Minimum size offixture water supply pipes for all fixtures, except dishwashers and lavatories, is 3/8 inch in the new CABO code. For dishwashers and lavatories, minimum size is 1/4 inch. Fixture group main minimum sizes are either 3/8 inch or 1/2 inch, depending on number and size of fixture branch pipes connected.
The CABO code also recognizes the different flow rates of different pipe materials and the w. s.f. u. values vary accordingly. Therefore, supply pipe often can be reduced in size depending on the number and type of fixtures.
The significance of the new CABO One and Two Family Dwelling Code cannot be overemphasized. Studies have shown a total cost reduction in supply piping of as much as 24 percent even when the same piping material is used.
For more information on the innovations discussed herein, write the Council of American Building Officials, 5203 Leesburg Pike, Suite 708, Falls Church, VA 22041.
There are methods to reduce plumbing costs regardless of code restrictions. Some may require negotiating with the plumbing subcontractor to get full benefit, others may require market evaluation to determine consumer acceptability.
Cluster the plumbing. This cost-saving design principle is to arrange plumbing groupings back-to-back in a common wall and to shorten distances of other plumbing runs as much as possible. In multiple-story buildings, fixtures should be located over each other to minimize DWV and supply piping. Savings can amount to as much as 10 percent. Plumbing subcontractors often bid on a "per fixture" basis so the value of clustered plumbing may not be passed on without negotiation.
White plumbing fixtures are less expensive than colored fixtures. A savings of $40 to $75 per bath can be realized. From a consumer standpoint, any accent or decorating color can be used with white fixtures.

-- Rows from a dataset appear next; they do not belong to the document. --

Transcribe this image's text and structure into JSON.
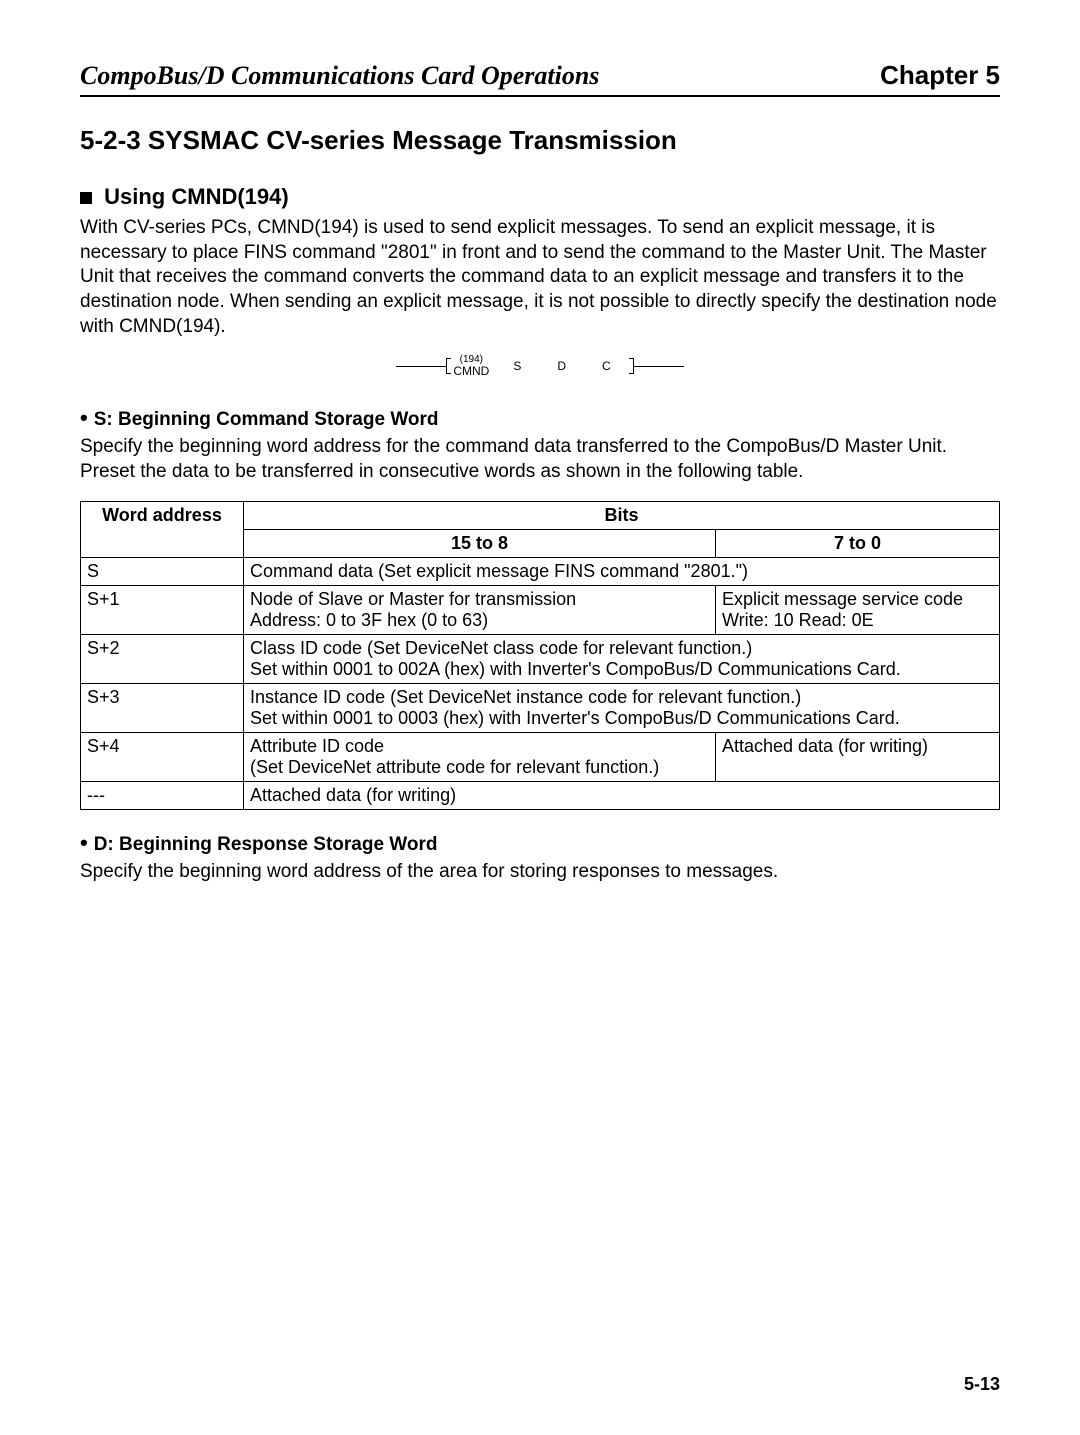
{
  "header": {
    "left": "CompoBus/D Communications Card Operations",
    "right": "Chapter 5"
  },
  "section": {
    "number_title": "5-2-3  SYSMAC CV-series Message Transmission"
  },
  "using_cmnd": {
    "title": "Using CMND(194)",
    "body": "With CV-series PCs, CMND(194) is used to send explicit messages. To send an explicit message, it is necessary to place FINS command \"2801\" in front and to send the command to the Master Unit. The Master Unit that receives the command converts the command data to an explicit message and transfers it to the destination node. When sending an explicit message, it is not possible to directly specify the destination node with CMND(194)."
  },
  "ladder": {
    "sup": "(194)",
    "cmnd": "CMND",
    "s": "S",
    "d": "D",
    "c": "C"
  },
  "s_section": {
    "title": "S: Beginning Command Storage Word",
    "body": "Specify the beginning word address for the command data transferred to the CompoBus/D Master Unit. Preset the data to be transferred in consecutive words as shown in the following table."
  },
  "table": {
    "headers": {
      "word_address": "Word address",
      "bits": "Bits",
      "b15_8": "15 to 8",
      "b7_0": "7 to 0"
    },
    "rows": {
      "r0": {
        "addr": "S",
        "full": "Command data (Set explicit message FINS command \"2801.\")"
      },
      "r1": {
        "addr": "S+1",
        "left": "Node of Slave or Master for transmission\nAddress: 0 to 3F hex (0 to 63)",
        "right": "Explicit message service code\nWrite: 10            Read: 0E"
      },
      "r2": {
        "addr": "S+2",
        "full": "Class ID code (Set DeviceNet class code for relevant function.)\nSet within 0001 to 002A (hex) with Inverter's CompoBus/D Communications Card."
      },
      "r3": {
        "addr": "S+3",
        "full": "Instance ID code (Set DeviceNet instance code for relevant function.)\nSet within 0001 to 0003 (hex) with Inverter's CompoBus/D Communications Card."
      },
      "r4": {
        "addr": "S+4",
        "left": "Attribute ID code\n(Set DeviceNet attribute code for relevant function.)",
        "right": "Attached data (for writing)"
      },
      "r5": {
        "addr": "---",
        "full": "Attached data (for writing)"
      }
    }
  },
  "d_section": {
    "title": "D: Beginning Response Storage Word",
    "body": "Specify the beginning word address of the area for storing responses to messages."
  },
  "page_number": "5-13"
}
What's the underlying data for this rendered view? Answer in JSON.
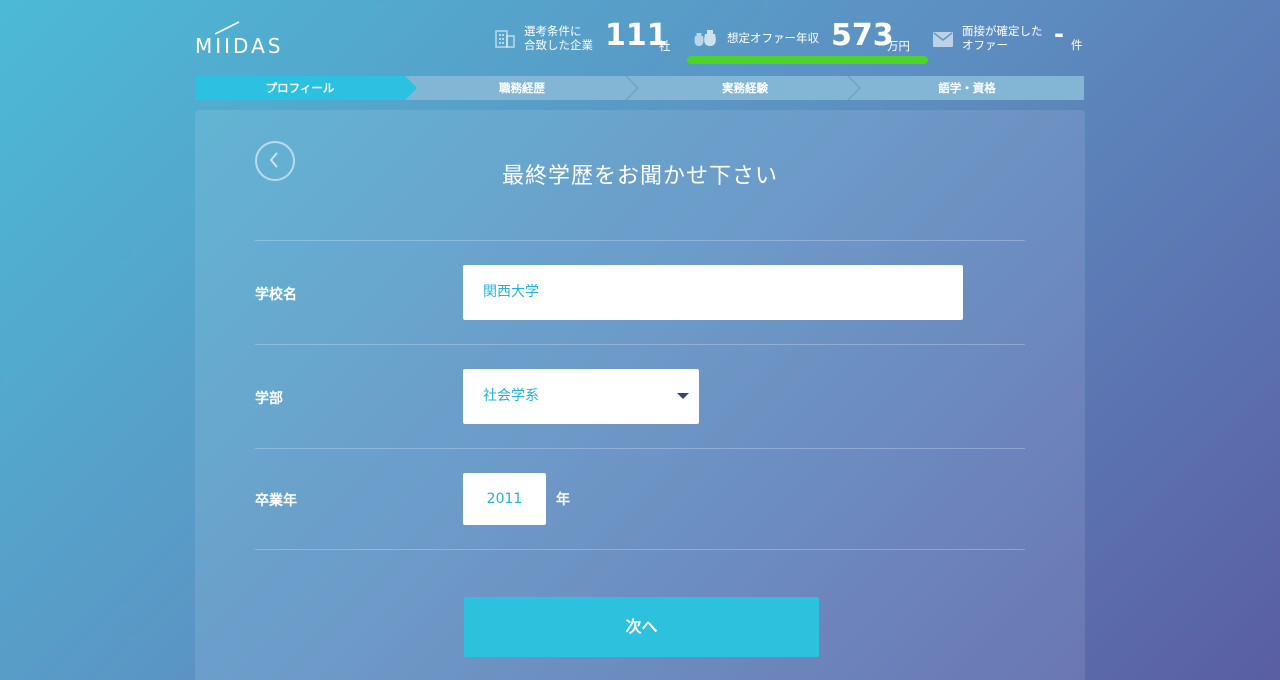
{
  "brand": {
    "logo_text": "MIIDAS"
  },
  "stats": {
    "matched_companies": {
      "label_line1": "選考条件に",
      "label_line2": "合致した企業",
      "value": "111",
      "unit": "社"
    },
    "offer_salary": {
      "label": "想定オファー年収",
      "value": "573",
      "unit": "万円"
    },
    "confirmed_offers": {
      "label_line1": "面接が確定した",
      "label_line2": "オファー",
      "value": "-",
      "unit": "件"
    }
  },
  "steps": [
    {
      "label": "プロフィール",
      "active": true
    },
    {
      "label": "職務経歴",
      "active": false
    },
    {
      "label": "実務経験",
      "active": false
    },
    {
      "label": "語学・資格",
      "active": false
    }
  ],
  "form": {
    "title": "最終学歴をお聞かせ下さい",
    "school": {
      "label": "学校名",
      "value": "関西大学"
    },
    "faculty": {
      "label": "学部",
      "value": "社会学系"
    },
    "graduation": {
      "label": "卒業年",
      "value": "2011",
      "suffix": "年"
    },
    "next_label": "次へ"
  },
  "colors": {
    "accent": "#2cc1dd",
    "progress_green": "#4ed32a",
    "input_text": "#24b2d2"
  }
}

Consider fiberglass bathing modules. They often are less expensive than other bathtub/shower materials.
Wall hung lavatories can reduce costs although vanities have become standard. Wall hung units may be a marketing problem, but they should be considered, especially in powder rooms and/or second bathrooms.
Size water heaters according to intended use. Smaller homes intended for small families do not need large water heaters. Thirty-gallon gas or 30- to 40-gallon electric water heaters are generally adequate. Also, water heaters with a five-year warranty cost about $20 less than units with a ten – year warranty. This reflects an lV additional five-year insurance policy, not the basic construction of the water heater.
Consider polybutylene supply piping. This material is flexible and, therefore, requires only about 1/3 the number of fittings as rigid pipe materials. It normally costs much less to install and has some advantages in flow characteristics.
Field studies have shown cost savings of between 30 and 50 percent.